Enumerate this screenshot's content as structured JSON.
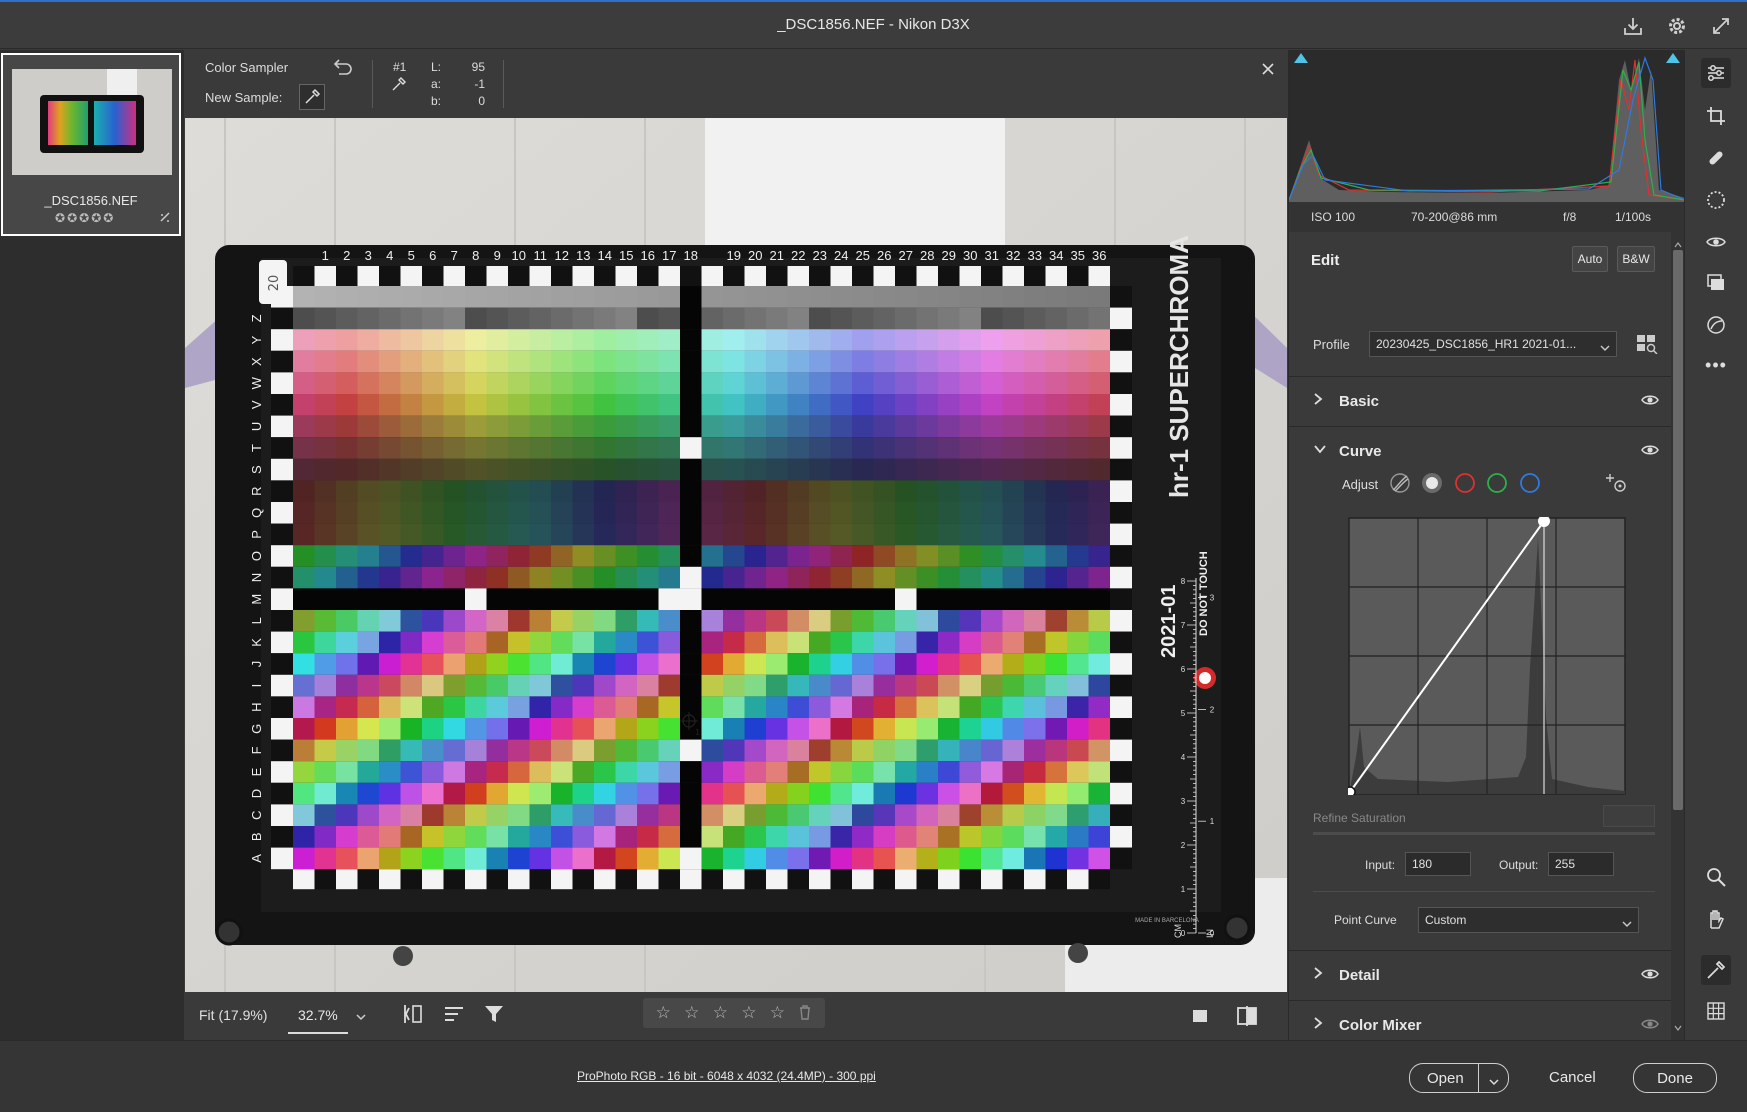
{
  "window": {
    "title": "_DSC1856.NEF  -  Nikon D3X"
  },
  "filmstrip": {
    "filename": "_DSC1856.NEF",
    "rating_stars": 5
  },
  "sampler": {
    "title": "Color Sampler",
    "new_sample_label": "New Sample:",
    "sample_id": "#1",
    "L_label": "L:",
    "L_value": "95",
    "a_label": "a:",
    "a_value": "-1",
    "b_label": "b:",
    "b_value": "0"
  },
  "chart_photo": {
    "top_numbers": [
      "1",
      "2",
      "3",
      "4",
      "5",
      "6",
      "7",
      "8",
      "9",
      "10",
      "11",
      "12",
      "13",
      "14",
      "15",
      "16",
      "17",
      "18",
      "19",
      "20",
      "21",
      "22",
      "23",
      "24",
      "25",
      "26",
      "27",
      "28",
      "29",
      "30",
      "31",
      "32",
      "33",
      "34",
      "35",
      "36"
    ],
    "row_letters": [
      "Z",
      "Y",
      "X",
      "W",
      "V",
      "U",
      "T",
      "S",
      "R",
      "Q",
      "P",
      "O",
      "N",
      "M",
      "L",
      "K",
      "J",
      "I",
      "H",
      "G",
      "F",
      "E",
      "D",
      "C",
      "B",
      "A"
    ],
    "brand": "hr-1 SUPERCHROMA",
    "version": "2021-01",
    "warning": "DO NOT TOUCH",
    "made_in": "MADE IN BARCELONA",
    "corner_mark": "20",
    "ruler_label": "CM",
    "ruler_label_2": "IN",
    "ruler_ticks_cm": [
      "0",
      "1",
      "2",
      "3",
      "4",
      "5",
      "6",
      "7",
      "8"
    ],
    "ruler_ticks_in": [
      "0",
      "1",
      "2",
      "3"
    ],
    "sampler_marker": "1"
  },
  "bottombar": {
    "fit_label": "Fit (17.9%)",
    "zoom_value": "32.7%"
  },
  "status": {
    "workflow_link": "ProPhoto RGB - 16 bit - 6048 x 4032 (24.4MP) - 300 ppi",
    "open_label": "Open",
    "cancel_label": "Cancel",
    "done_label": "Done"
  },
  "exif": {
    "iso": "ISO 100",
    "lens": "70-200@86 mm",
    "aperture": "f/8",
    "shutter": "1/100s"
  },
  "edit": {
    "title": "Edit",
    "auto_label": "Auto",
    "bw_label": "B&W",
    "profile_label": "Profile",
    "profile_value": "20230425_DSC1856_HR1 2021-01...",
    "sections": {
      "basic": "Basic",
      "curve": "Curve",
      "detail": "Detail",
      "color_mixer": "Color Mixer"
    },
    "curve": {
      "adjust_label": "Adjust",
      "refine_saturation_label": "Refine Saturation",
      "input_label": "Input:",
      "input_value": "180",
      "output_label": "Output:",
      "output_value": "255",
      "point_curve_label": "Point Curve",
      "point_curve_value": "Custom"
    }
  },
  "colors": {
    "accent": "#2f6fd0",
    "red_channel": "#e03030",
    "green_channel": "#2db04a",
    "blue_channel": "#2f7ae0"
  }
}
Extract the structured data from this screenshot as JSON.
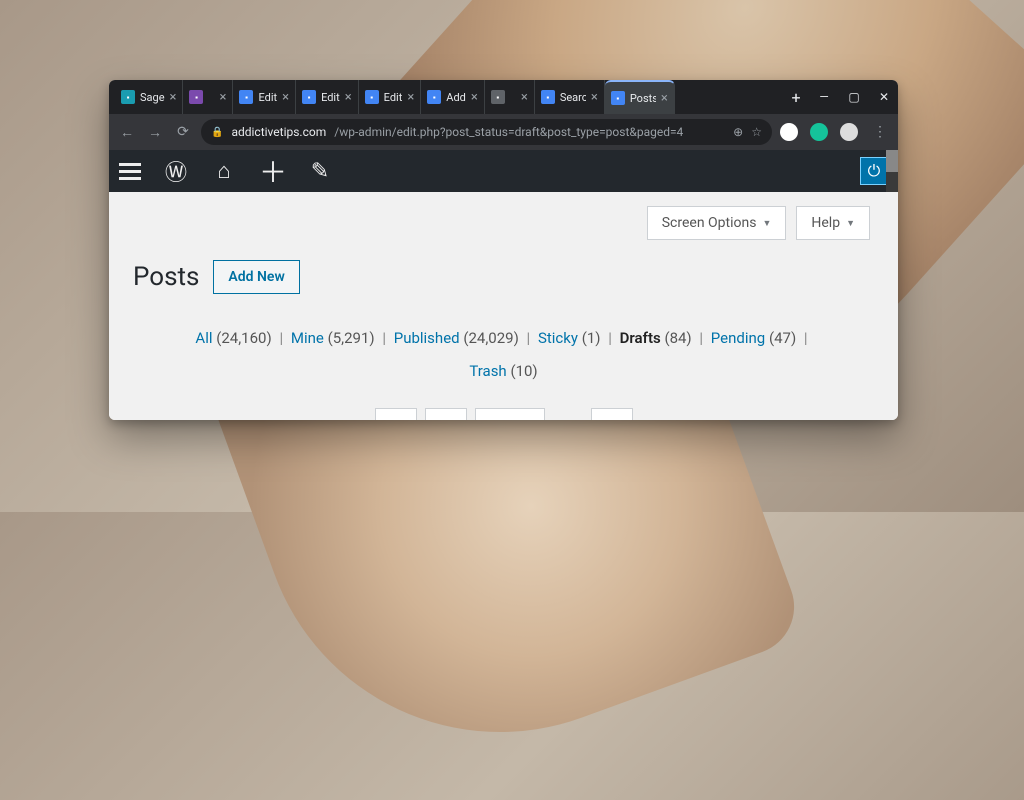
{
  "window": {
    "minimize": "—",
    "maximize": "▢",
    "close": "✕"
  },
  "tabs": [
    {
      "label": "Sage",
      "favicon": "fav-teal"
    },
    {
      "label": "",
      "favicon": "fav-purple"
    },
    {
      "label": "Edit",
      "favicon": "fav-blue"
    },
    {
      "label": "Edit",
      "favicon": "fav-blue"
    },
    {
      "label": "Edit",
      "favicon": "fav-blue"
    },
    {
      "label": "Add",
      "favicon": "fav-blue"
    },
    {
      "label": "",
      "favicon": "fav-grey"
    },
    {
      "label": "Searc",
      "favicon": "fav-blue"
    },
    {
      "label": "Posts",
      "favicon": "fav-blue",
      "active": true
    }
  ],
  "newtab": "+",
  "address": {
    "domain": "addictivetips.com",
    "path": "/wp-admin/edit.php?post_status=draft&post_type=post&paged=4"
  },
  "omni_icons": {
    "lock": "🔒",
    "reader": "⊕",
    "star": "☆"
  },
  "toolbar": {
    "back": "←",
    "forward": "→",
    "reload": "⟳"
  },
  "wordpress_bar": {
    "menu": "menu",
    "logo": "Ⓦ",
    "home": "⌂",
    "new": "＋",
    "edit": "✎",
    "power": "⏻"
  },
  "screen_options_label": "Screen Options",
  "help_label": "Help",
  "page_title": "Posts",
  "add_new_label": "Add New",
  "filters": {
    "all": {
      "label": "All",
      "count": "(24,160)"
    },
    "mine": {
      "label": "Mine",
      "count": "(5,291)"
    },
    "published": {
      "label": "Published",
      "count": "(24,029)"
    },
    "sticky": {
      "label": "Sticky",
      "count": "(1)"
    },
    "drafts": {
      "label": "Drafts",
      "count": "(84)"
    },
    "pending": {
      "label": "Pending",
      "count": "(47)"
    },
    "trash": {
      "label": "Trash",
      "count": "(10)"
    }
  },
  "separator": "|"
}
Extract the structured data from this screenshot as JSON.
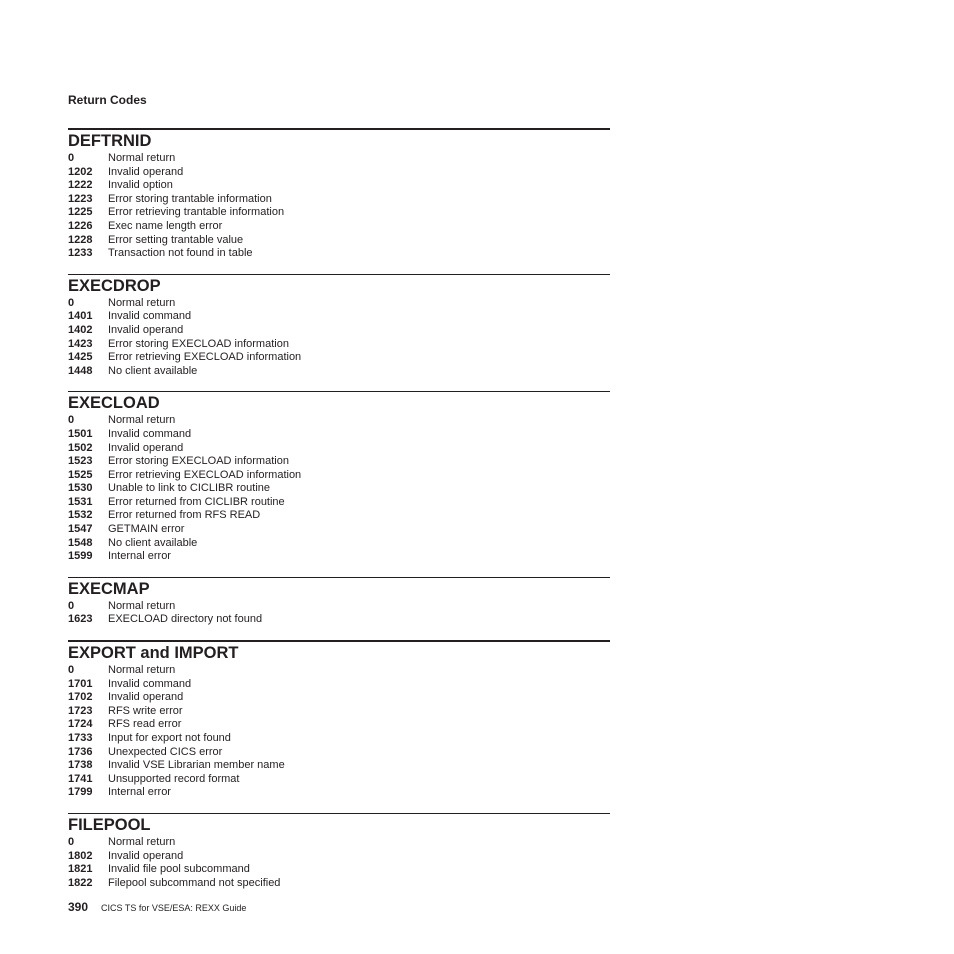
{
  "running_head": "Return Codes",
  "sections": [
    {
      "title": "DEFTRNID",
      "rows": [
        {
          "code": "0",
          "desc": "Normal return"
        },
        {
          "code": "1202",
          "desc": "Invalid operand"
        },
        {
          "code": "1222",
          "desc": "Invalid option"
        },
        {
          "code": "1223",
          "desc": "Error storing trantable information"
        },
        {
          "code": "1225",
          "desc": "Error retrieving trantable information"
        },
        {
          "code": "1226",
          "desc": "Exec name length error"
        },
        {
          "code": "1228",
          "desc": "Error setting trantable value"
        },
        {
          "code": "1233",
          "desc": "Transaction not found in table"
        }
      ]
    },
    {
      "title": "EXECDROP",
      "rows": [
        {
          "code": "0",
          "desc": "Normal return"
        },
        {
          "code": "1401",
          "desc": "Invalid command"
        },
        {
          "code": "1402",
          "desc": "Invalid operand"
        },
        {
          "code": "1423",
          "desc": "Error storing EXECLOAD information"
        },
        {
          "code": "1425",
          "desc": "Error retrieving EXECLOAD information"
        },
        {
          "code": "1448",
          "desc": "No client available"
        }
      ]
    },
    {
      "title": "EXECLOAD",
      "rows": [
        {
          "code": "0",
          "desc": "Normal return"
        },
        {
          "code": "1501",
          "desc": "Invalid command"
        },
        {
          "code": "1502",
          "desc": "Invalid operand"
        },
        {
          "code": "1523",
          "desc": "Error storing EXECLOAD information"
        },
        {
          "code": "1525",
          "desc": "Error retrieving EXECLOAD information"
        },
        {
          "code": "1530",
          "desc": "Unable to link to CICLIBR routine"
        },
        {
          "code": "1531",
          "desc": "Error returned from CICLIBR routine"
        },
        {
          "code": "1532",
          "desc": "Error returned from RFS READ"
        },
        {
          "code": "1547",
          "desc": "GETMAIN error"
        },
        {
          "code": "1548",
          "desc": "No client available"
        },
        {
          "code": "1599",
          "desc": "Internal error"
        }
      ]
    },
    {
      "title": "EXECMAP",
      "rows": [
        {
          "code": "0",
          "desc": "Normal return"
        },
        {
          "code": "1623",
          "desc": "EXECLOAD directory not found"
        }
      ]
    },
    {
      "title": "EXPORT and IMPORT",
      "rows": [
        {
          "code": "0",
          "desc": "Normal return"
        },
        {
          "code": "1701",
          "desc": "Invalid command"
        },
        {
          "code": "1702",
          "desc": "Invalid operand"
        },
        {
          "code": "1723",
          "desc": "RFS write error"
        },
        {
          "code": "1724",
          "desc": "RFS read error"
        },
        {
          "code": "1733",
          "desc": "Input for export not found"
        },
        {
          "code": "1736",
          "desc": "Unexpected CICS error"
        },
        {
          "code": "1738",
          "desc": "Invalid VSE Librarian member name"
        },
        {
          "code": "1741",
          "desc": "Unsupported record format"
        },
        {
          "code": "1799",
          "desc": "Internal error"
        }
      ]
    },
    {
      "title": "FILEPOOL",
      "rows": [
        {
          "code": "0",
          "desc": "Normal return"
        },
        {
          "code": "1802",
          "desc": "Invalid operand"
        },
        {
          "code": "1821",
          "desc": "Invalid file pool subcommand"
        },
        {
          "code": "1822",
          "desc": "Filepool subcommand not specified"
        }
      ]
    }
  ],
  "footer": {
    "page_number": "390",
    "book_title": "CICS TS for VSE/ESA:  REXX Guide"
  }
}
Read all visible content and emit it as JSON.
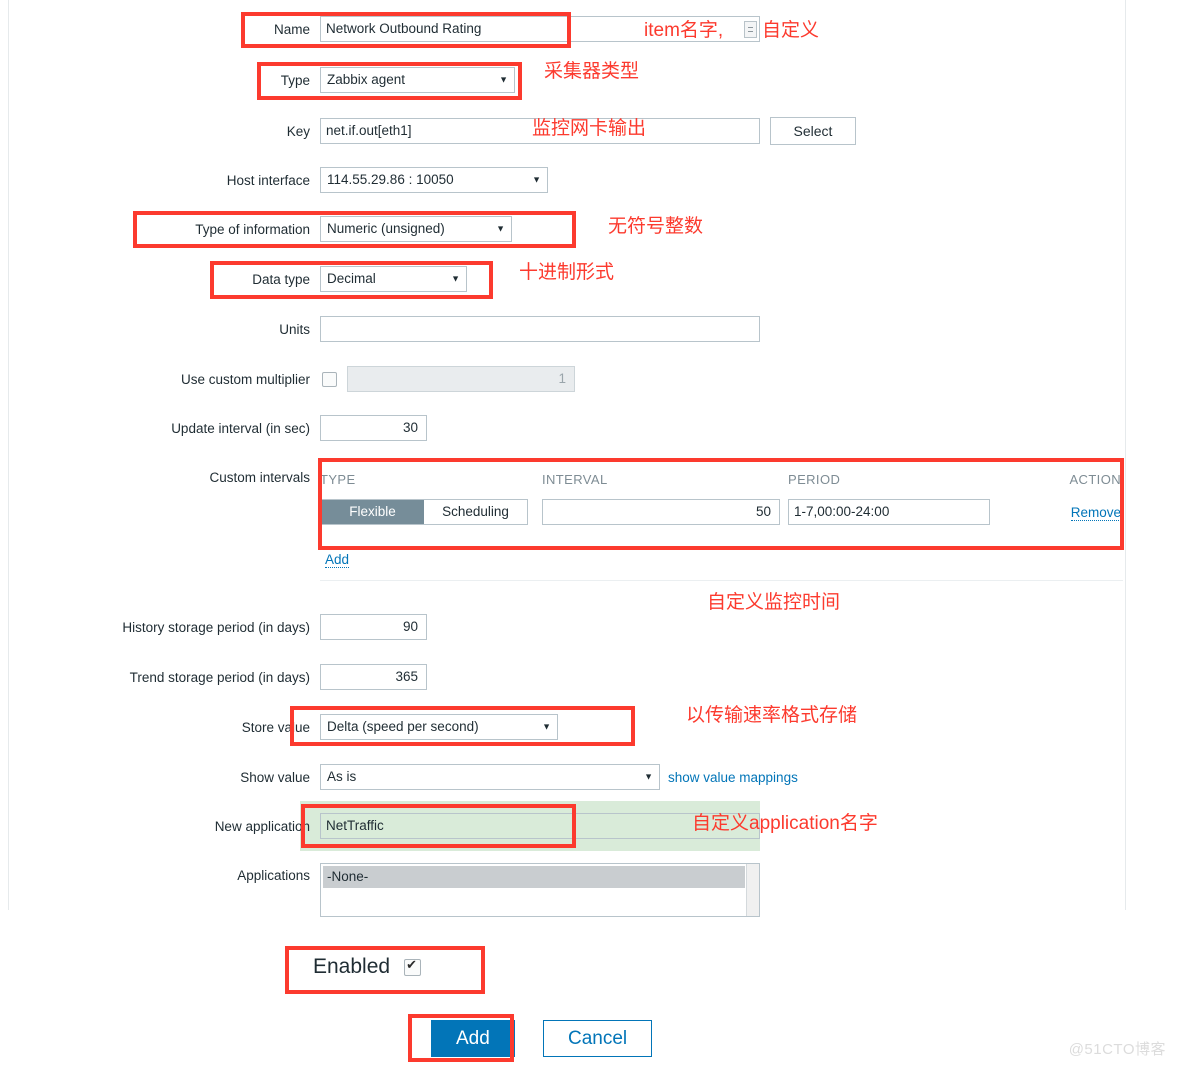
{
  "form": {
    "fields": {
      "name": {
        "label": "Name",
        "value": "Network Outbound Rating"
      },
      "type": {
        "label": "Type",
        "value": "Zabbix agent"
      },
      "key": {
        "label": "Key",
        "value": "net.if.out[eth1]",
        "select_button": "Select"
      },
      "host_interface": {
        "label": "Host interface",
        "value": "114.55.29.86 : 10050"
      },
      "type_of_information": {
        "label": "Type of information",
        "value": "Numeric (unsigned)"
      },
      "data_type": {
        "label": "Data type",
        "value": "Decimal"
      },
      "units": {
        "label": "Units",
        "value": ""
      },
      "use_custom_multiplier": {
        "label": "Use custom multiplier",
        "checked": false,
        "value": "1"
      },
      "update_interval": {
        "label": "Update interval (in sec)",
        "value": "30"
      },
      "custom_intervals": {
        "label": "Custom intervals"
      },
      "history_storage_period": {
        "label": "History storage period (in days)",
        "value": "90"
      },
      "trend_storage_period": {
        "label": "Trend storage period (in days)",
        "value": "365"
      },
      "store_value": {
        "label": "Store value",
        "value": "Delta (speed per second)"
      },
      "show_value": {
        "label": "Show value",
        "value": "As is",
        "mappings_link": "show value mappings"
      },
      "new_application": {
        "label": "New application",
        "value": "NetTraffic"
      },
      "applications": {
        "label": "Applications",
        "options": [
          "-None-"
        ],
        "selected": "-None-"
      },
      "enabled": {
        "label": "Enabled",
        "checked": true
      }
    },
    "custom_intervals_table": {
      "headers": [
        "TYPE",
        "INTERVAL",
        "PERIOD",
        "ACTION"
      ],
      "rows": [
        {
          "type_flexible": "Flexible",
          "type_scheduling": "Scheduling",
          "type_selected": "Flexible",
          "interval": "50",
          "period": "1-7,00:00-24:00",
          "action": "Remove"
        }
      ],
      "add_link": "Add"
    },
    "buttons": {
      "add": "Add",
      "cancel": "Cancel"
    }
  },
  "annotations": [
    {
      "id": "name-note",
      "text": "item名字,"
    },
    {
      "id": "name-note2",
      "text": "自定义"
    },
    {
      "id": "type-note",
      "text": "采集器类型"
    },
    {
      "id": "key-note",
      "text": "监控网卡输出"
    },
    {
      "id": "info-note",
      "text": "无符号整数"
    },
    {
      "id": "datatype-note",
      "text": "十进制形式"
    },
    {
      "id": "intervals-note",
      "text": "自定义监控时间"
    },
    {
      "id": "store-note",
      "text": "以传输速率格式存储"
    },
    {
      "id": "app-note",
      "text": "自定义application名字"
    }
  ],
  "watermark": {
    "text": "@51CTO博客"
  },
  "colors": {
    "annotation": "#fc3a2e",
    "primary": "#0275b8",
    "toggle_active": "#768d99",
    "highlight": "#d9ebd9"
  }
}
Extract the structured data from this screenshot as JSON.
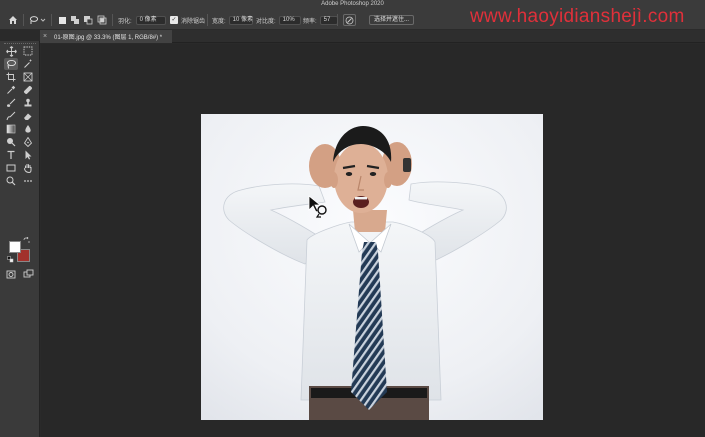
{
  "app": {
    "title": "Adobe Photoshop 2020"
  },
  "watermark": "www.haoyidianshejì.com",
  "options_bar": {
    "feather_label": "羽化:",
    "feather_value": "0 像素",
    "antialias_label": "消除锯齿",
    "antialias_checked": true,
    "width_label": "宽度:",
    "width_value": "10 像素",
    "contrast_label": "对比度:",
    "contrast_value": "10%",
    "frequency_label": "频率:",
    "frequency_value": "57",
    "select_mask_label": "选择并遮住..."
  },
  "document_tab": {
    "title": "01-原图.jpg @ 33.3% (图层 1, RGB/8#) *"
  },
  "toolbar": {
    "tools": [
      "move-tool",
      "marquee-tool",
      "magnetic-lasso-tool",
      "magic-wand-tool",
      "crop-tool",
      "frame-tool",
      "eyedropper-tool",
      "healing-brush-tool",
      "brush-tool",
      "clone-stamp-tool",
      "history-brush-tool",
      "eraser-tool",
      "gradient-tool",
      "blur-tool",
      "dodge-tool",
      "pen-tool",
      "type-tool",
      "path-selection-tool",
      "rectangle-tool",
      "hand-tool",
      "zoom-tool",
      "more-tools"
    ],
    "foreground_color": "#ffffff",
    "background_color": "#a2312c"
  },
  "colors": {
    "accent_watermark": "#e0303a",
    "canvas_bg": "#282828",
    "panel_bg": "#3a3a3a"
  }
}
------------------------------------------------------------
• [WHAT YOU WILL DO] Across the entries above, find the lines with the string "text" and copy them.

• [PROBLEM SOLUTION]
      "text": "item名字,"
      "text": "自定义"
      "text": "采集器类型"
      "text": "监控网卡输出"
      "text": "无符号整数"
      "text": "十进制形式"
      "text": "自定义监控时间"
      "text": "以传输速率格式存储"
      "text": "自定义application名字"
    "text": "@51CTO博客"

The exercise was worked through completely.